■ MATERIAL FOR THE TASK ■
- - - -
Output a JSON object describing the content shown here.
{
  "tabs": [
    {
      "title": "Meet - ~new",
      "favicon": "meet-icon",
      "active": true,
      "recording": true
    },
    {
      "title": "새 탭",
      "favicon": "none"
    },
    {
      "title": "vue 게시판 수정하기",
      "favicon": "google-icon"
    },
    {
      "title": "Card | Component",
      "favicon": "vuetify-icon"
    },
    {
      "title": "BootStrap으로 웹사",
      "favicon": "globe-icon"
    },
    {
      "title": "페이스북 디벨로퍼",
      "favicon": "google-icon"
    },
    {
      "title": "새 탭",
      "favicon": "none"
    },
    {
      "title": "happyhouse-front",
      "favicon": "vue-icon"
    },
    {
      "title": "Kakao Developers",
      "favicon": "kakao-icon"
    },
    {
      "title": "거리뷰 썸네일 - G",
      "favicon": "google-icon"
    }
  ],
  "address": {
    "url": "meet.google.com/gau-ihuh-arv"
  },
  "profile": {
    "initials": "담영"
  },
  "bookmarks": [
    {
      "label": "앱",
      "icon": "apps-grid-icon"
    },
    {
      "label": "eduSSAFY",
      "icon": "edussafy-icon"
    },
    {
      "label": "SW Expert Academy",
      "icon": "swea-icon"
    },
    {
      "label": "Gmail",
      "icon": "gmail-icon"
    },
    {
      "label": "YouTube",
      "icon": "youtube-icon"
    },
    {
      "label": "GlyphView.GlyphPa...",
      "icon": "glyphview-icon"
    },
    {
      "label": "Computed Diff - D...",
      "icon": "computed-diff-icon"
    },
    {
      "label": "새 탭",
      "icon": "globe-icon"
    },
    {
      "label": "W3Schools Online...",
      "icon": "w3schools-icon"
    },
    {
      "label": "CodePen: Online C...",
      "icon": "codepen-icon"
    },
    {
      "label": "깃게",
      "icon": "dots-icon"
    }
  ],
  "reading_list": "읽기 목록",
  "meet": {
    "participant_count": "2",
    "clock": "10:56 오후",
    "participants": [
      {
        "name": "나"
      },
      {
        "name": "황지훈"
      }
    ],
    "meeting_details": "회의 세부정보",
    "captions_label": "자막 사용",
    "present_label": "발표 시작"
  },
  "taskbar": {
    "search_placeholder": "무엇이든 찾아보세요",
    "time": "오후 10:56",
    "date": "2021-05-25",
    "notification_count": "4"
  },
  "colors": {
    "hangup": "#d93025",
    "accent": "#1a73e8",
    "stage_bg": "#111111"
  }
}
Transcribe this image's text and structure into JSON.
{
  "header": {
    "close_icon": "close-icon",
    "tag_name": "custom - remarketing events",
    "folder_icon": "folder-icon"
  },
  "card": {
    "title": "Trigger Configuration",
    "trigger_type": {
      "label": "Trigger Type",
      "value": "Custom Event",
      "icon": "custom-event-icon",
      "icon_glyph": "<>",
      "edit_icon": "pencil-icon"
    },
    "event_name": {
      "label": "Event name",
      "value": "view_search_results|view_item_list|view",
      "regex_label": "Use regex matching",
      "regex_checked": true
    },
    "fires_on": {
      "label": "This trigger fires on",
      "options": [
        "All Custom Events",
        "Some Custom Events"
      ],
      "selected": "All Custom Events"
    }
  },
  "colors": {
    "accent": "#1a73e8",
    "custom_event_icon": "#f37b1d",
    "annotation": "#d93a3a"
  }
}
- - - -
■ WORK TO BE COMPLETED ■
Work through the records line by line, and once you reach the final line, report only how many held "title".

■ ANSWER ■
11